Hr , k1 . . ks ), so μ is onto. 7) of G. Now let us generalize the material in this section to the study of products of more than two groups. 9. Suppose given groups G1 , . . , Gk , for k ≥ 3. The product (or direct product), G1 × · · · × Gk , of the groups G1 , . . , Gk is the set of all k-tuples (g1 , . . , gk ) with gi ∈ Gi for 1 ≤ i ≤ k, with the following multiplication: (g1 , . . , gk ) · (g1 , . . , gk ) = (g1 g1 , . . , gk gk ). The reader should be able to supply the proof of the following proposition.

Thus, f is determined by the f ◦ ιi , which are determined by the restriction of f to the stated subgroups.
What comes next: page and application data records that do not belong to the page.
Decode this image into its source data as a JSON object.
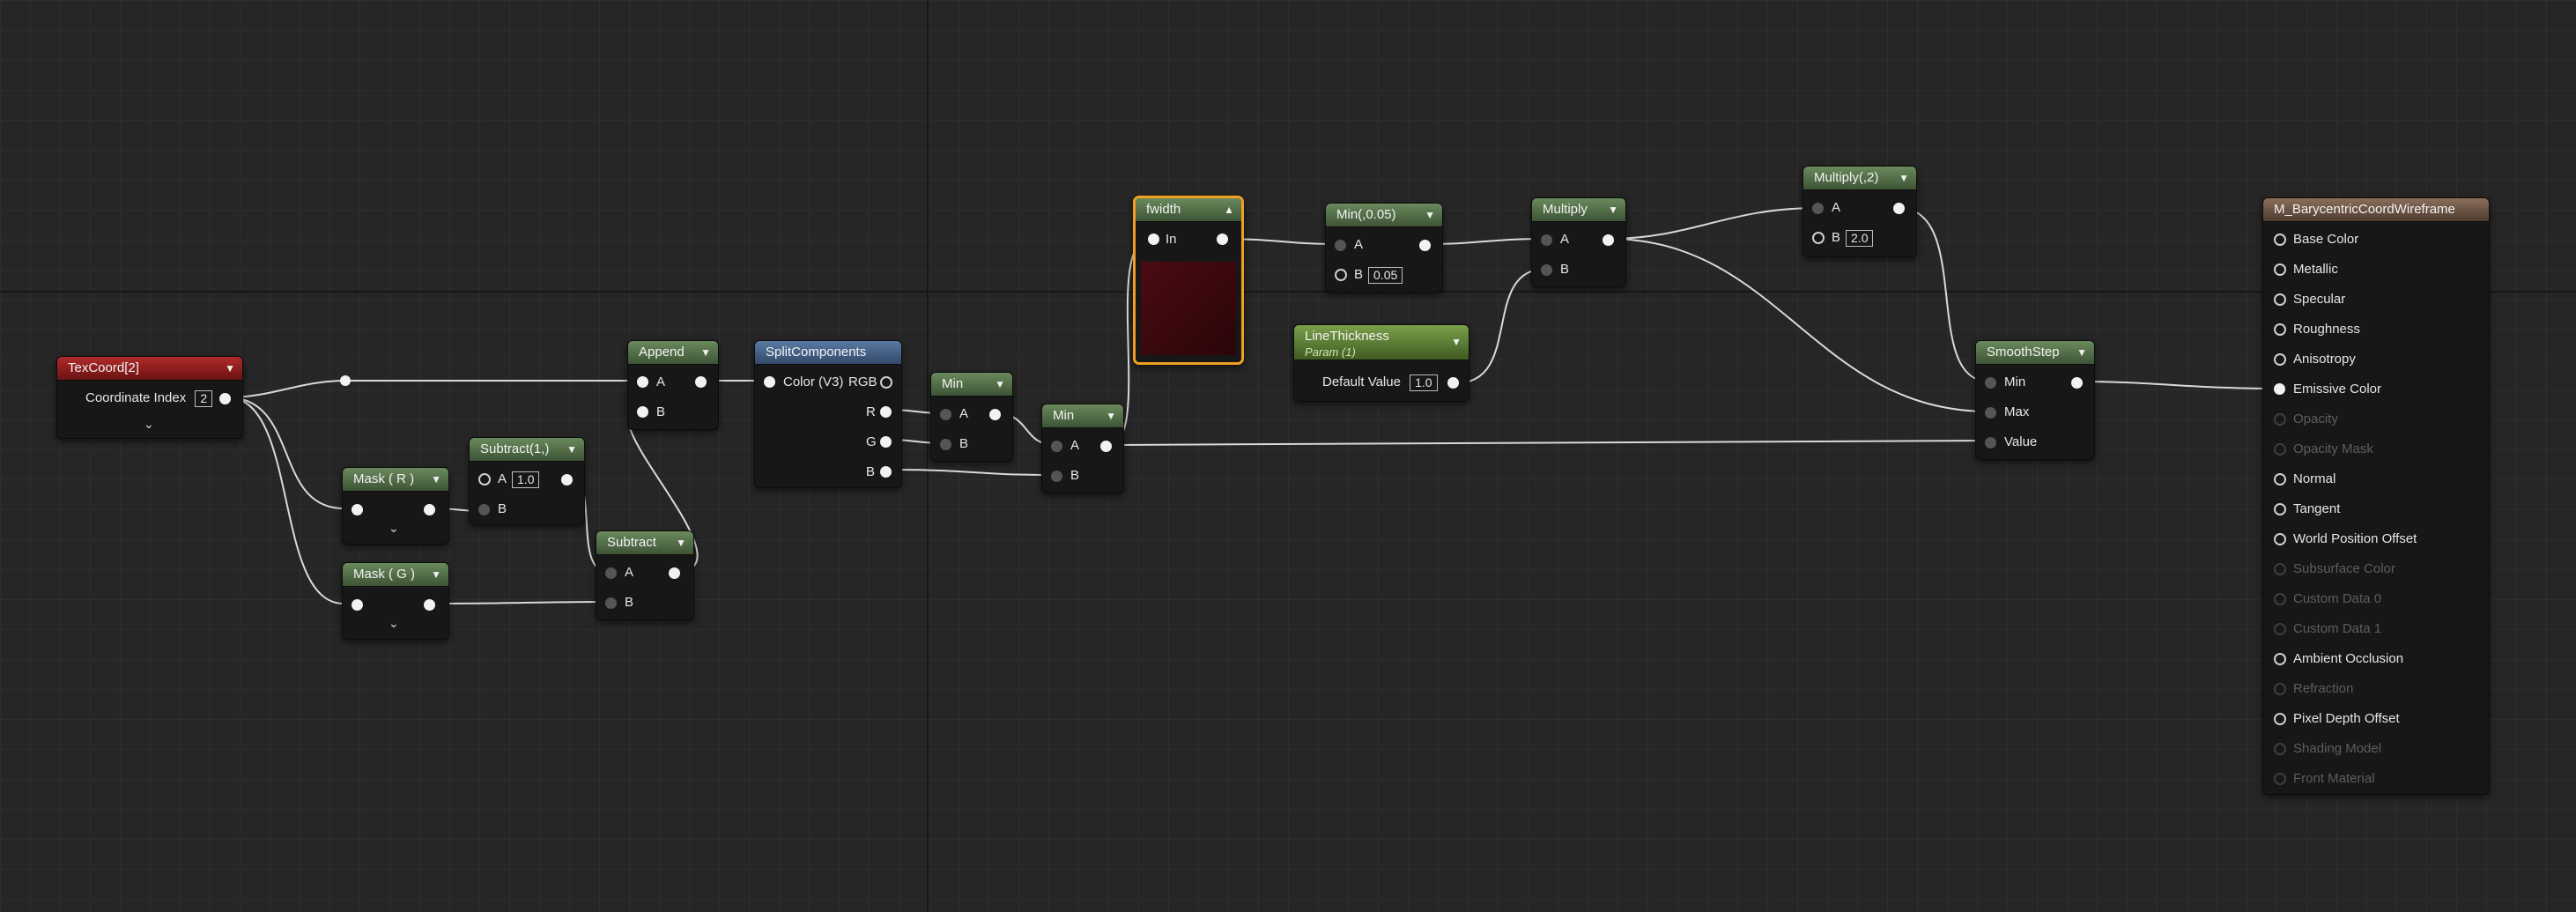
{
  "nodes": {
    "texcoord": {
      "title": "TexCoord[2]",
      "label": "Coordinate Index",
      "value": "2"
    },
    "mask_r": {
      "title": "Mask ( R )"
    },
    "mask_g": {
      "title": "Mask ( G )"
    },
    "subtract1": {
      "title": "Subtract(1,)",
      "a_label": "A",
      "a_value": "1.0",
      "b_label": "B"
    },
    "subtract": {
      "title": "Subtract",
      "a_label": "A",
      "b_label": "B"
    },
    "append": {
      "title": "Append",
      "a_label": "A",
      "b_label": "B"
    },
    "split": {
      "title": "SplitComponents",
      "in_label": "Color (V3)",
      "rgb": "RGB",
      "r": "R",
      "g": "G",
      "b": "B"
    },
    "min1": {
      "title": "Min",
      "a_label": "A",
      "b_label": "B"
    },
    "min2": {
      "title": "Min",
      "a_label": "A",
      "b_label": "B"
    },
    "fwidth": {
      "title": "fwidth",
      "in_label": "In"
    },
    "min005": {
      "title": "Min(,0.05)",
      "a_label": "A",
      "b_label": "B",
      "b_value": "0.05"
    },
    "linethickness": {
      "title": "LineThickness",
      "subtitle": "Param (1)",
      "label": "Default Value",
      "value": "1.0"
    },
    "multiply": {
      "title": "Multiply",
      "a_label": "A",
      "b_label": "B"
    },
    "multiply2": {
      "title": "Multiply(,2)",
      "a_label": "A",
      "b_label": "B",
      "b_value": "2.0"
    },
    "smoothstep": {
      "title": "SmoothStep",
      "min": "Min",
      "max": "Max",
      "value": "Value"
    }
  },
  "material": {
    "title": "M_BarycentricCoordWireframe",
    "inputs": [
      {
        "label": "Base Color",
        "active": true
      },
      {
        "label": "Metallic",
        "active": true
      },
      {
        "label": "Specular",
        "active": true
      },
      {
        "label": "Roughness",
        "active": true
      },
      {
        "label": "Anisotropy",
        "active": true
      },
      {
        "label": "Emissive Color",
        "active": true,
        "connected": true
      },
      {
        "label": "Opacity",
        "active": false
      },
      {
        "label": "Opacity Mask",
        "active": false
      },
      {
        "label": "Normal",
        "active": true
      },
      {
        "label": "Tangent",
        "active": true
      },
      {
        "label": "World Position Offset",
        "active": true
      },
      {
        "label": "Subsurface Color",
        "active": false
      },
      {
        "label": "Custom Data 0",
        "active": false
      },
      {
        "label": "Custom Data 1",
        "active": false
      },
      {
        "label": "Ambient Occlusion",
        "active": true
      },
      {
        "label": "Refraction",
        "active": false
      },
      {
        "label": "Pixel Depth Offset",
        "active": true
      },
      {
        "label": "Shading Model",
        "active": false
      },
      {
        "label": "Front Material",
        "active": false
      }
    ]
  },
  "colors": {
    "wire": "#d9d9d9",
    "selection": "#f0a020",
    "preview": "#3a0a0e"
  }
}
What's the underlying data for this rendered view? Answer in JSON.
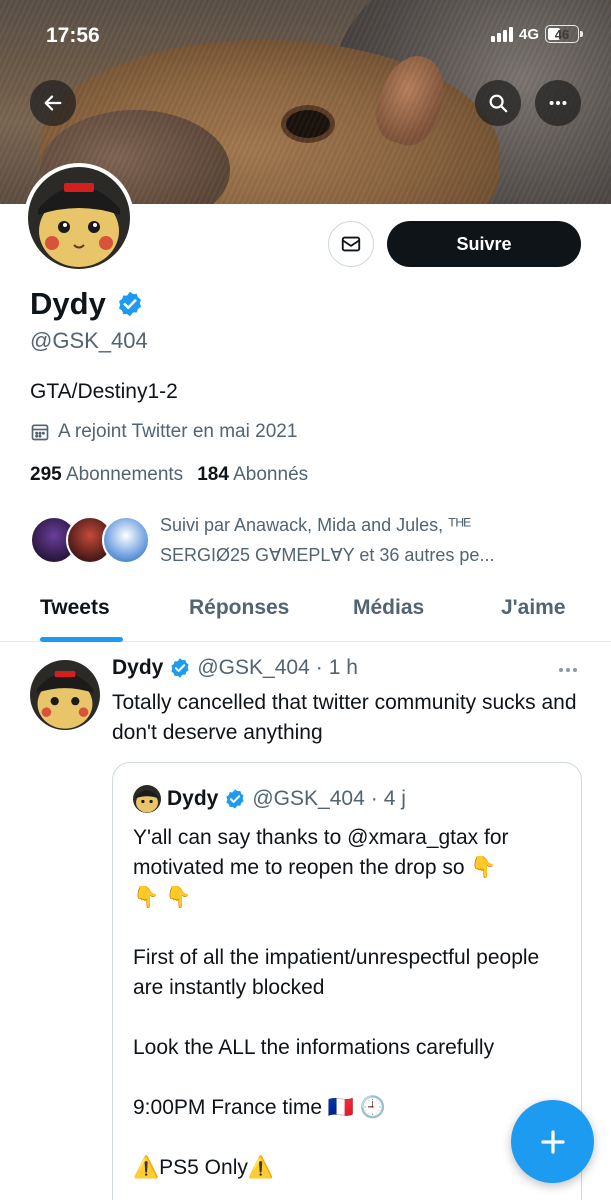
{
  "status_bar": {
    "time": "17:56",
    "network": "4G",
    "battery": "46",
    "battery_fraction": 0.46
  },
  "header_icons": {
    "back": "arrow-left-icon",
    "search": "search-icon",
    "more": "more-horizontal-icon"
  },
  "profile": {
    "name": "Dydy",
    "verified": true,
    "handle": "@GSK_404",
    "bio": "GTA/Destiny1-2",
    "joined": "A rejoint Twitter en mai 2021",
    "following_count": "295",
    "following_label": "Abonnements",
    "followers_count": "184",
    "followers_label": "Abonnés",
    "followed_by": "Suivi par Anawack, Mida and Jules, ᵀᴴᴱ SERGIØ25 GⱯMEPLⱯY et 36 autres pe...",
    "follow_label": "Suivre"
  },
  "tabs": [
    {
      "label": "Tweets",
      "active": true
    },
    {
      "label": "Réponses",
      "active": false
    },
    {
      "label": "Médias",
      "active": false
    },
    {
      "label": "J'aime",
      "active": false
    }
  ],
  "tweet": {
    "name": "Dydy",
    "handle": "@GSK_404",
    "separator": "·",
    "time": "1 h",
    "text": "Totally cancelled that twitter community sucks and don't deserve anything",
    "quote": {
      "name": "Dydy",
      "handle": "@GSK_404",
      "separator": "·",
      "time": "4 j",
      "text": "Y'all can say thanks to @xmara_gtax for motivated me to reopen the drop so 👇\n👇 👇\n\nFirst of all the impatient/unrespectful people are instantly blocked\n\nLook the ALL the informations carefully\n\n9:00PM France time 🇫🇷 🕘\n\n⚠️PS5 Only⚠️"
    }
  },
  "colors": {
    "accent": "#1d9bf0",
    "text": "#0f1419",
    "muted": "#536471",
    "border": "#cfd9de"
  }
}
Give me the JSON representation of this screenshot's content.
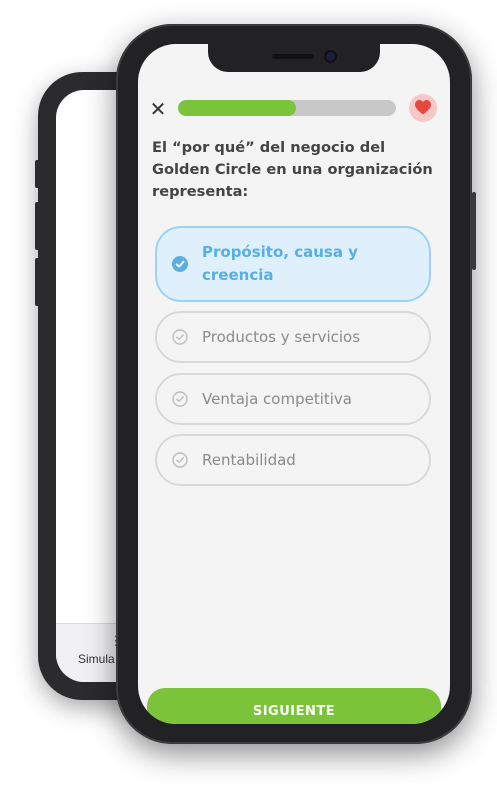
{
  "back_phone": {
    "tab_label": "Simula"
  },
  "quiz": {
    "progress_fraction": 0.54,
    "question": "El “por qué” del negocio del Golden Circle en una organización representa:",
    "options": [
      {
        "label": "Propósito, causa y creencia",
        "selected": true
      },
      {
        "label": "Productos y servicios",
        "selected": false
      },
      {
        "label": "Ventaja competitiva",
        "selected": false
      },
      {
        "label": "Rentabilidad",
        "selected": false
      }
    ],
    "next_button": "SIGUIENTE"
  },
  "colors": {
    "accent_green": "#7bc43a",
    "selected_blue": "#57afe2",
    "heart_red": "#e8473f"
  },
  "icons": {
    "close": "close-icon",
    "heart": "heart-icon",
    "check": "check-circle-icon",
    "list": "list-icon"
  }
}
The commutativity assertion follows since if two elements commute, so must their images under any homomorphism. Given the gi as above, deﬁne f : G × H → K by f (g, h) = g1 (g) · g2 (h). Then f (g, h) · f (g , h ) = g1 (g)g2 (h)g1 (g )g2 (h ) = g1 (g)g1 (g )g2 (h)g2 (h ) = g1 (gg )g2 (hh ), with the key step being given by the fact that g1 (g ) commutes with g2 (h). But the last term is clearly f ((g, h) · (g , h )).